(Beginning of The records)

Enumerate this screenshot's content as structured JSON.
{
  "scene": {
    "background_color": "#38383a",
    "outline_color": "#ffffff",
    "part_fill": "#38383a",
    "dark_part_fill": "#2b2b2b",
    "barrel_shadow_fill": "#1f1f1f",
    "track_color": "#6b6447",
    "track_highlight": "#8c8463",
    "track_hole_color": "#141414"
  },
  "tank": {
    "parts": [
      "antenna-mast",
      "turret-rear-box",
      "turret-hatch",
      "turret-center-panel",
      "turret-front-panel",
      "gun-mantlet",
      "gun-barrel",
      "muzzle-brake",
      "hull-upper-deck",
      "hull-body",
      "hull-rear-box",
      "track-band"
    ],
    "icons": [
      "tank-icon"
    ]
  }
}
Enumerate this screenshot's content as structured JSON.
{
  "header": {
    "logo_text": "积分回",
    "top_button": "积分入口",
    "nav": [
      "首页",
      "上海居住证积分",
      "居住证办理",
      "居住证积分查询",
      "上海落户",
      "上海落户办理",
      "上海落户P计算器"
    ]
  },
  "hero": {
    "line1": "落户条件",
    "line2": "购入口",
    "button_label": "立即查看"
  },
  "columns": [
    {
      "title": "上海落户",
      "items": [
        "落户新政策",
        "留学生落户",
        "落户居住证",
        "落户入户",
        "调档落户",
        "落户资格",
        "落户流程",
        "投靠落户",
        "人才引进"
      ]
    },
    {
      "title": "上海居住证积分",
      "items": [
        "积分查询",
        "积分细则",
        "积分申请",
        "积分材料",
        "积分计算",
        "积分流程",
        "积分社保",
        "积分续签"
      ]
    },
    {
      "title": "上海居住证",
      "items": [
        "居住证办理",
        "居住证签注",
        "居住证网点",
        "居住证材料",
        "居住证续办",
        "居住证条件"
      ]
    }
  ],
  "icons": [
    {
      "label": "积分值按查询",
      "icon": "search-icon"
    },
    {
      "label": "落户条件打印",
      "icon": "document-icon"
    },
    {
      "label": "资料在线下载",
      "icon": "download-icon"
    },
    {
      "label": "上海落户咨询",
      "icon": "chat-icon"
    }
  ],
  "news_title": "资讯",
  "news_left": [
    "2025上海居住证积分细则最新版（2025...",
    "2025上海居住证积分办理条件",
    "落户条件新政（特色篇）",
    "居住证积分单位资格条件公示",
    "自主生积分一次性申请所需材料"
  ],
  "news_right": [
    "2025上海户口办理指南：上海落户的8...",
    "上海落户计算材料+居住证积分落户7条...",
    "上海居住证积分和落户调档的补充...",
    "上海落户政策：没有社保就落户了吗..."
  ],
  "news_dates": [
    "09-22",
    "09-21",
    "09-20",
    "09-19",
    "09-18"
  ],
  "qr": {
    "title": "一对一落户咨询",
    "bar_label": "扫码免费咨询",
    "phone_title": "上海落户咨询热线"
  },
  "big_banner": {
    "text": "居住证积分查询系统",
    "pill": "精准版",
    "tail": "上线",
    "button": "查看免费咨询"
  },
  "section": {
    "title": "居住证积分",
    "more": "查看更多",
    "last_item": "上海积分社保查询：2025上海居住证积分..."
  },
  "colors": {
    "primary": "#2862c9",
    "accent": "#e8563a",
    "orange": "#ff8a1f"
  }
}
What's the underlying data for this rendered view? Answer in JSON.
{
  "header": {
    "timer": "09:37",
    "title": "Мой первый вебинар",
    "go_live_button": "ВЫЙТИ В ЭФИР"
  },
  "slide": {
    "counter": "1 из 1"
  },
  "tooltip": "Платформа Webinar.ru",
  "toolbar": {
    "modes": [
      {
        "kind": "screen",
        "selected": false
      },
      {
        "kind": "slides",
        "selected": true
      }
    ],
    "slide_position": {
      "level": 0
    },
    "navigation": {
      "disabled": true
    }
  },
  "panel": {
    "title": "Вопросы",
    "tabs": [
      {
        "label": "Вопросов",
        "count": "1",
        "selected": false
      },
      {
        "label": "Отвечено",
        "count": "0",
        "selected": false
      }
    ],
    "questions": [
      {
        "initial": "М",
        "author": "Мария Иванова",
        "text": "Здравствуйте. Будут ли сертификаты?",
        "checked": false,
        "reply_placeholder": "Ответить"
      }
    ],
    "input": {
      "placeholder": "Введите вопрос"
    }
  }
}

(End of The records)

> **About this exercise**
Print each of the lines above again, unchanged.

> **Your solution**
Enumerate this screenshot's content as structured JSON.
{
  "scene": {
    "background_color": "#38383a",
    "outline_color": "#ffffff",
    "part_fill": "#38383a",
    "dark_part_fill": "#2b2b2b",
    "barrel_shadow_fill": "#1f1f1f",
    "track_color": "#6b6447",
    "track_highlight": "#8c8463",
    "track_hole_color": "#141414"
  },
  "tank": {
    "parts": [
      "antenna-mast",
      "turret-rear-box",
      "turret-hatch",
      "turret-center-panel",
      "turret-front-panel",
      "gun-mantlet",
      "gun-barrel",
      "muzzle-brake",
      "hull-upper-deck",
      "hull-body",
      "hull-rear-box",
      "track-band"
    ],
    "icons": [
      "tank-icon"
    ]
  }
}
Enumerate this screenshot's content as structured JSON.
{
  "header": {
    "logo_text": "积分回",
    "top_button": "积分入口",
    "nav": [
      "首页",
      "上海居住证积分",
      "居住证办理",
      "居住证积分查询",
      "上海落户",
      "上海落户办理",
      "上海落户P计算器"
    ]
  },
  "hero": {
    "line1": "落户条件",
    "line2": "购入口",
    "button_label": "立即查看"
  },
  "columns": [
    {
      "title": "上海落户",
      "items": [
        "落户新政策",
        "留学生落户",
        "落户居住证",
        "落户入户",
        "调档落户",
        "落户资格",
        "落户流程",
        "投靠落户",
        "人才引进"
      ]
    },
    {
      "title": "上海居住证积分",
      "items": [
        "积分查询",
        "积分细则",
        "积分申请",
        "积分材料",
        "积分计算",
        "积分流程",
        "积分社保",
        "积分续签"
      ]
    },
    {
      "title": "上海居住证",
      "items": [
        "居住证办理",
        "居住证签注",
        "居住证网点",
        "居住证材料",
        "居住证续办",
        "居住证条件"
      ]
    }
  ],
  "icons": [
    {
      "label": "积分值按查询",
      "icon": "search-icon"
    },
    {
      "label": "落户条件打印",
      "icon": "document-icon"
    },
    {
      "label": "资料在线下载",
      "icon": "download-icon"
    },
    {
      "label": "上海落户咨询",
      "icon": "chat-icon"
    }
  ],
  "news_title": "资讯",
  "news_left": [
    "2025上海居住证积分细则最新版（2025...",
    "2025上海居住证积分办理条件",
    "落户条件新政（特色篇）",
    "居住证积分单位资格条件公示",
    "自主生积分一次性申请所需材料"
  ],
  "news_right": [
    "2025上海户口办理指南：上海落户的8...",
    "上海落户计算材料+居住证积分落户7条...",
    "上海居住证积分和落户调档的补充...",
    "上海落户政策：没有社保就落户了吗..."
  ],
  "news_dates": [
    "09-22",
    "09-21",
    "09-20",
    "09-19",
    "09-18"
  ],
  "qr": {
    "title": "一对一落户咨询",
    "bar_label": "扫码免费咨询",
    "phone_title": "上海落户咨询热线"
  },
  "big_banner": {
    "text": "居住证积分查询系统",
    "pill": "精准版",
    "tail": "上线",
    "button": "查看免费咨询"
  },
  "section": {
    "title": "居住证积分",
    "more": "查看更多",
    "last_item": "上海积分社保查询：2025上海居住证积分..."
  },
  "colors": {
    "primary": "#2862c9",
    "accent": "#e8563a",
    "orange": "#ff8a1f"
  }
}
What's the underlying data for this rendered view? Answer in JSON.
{
  "header": {
    "timer": "09:37",
    "title": "Мой первый вебинар",
    "go_live_button": "ВЫЙТИ В ЭФИР"
  },
  "slide": {
    "counter": "1 из 1"
  },
  "tooltip": "Платформа Webinar.ru",
  "toolbar": {
    "modes": [
      {
        "kind": "screen",
        "selected": false
      },
      {
        "kind": "slides",
        "selected": true
      }
    ],
    "slide_position": {
      "level": 0
    },
    "navigation": {
      "disabled": true
    }
  },
  "panel": {
    "title": "Вопросы",
    "tabs": [
      {
        "label": "Вопросов",
        "count": "1",
        "selected": false
      },
      {
        "label": "Отвечено",
        "count": "0",
        "selected": false
      }
    ],
    "questions": [
      {
        "initial": "М",
        "author": "Мария Иванова",
        "text": "Здравствуйте. Будут ли сертификаты?",
        "checked": false,
        "reply_placeholder": "Ответить"
      }
    ],
    "input": {
      "placeholder": "Введите вопрос"
    }
  }
}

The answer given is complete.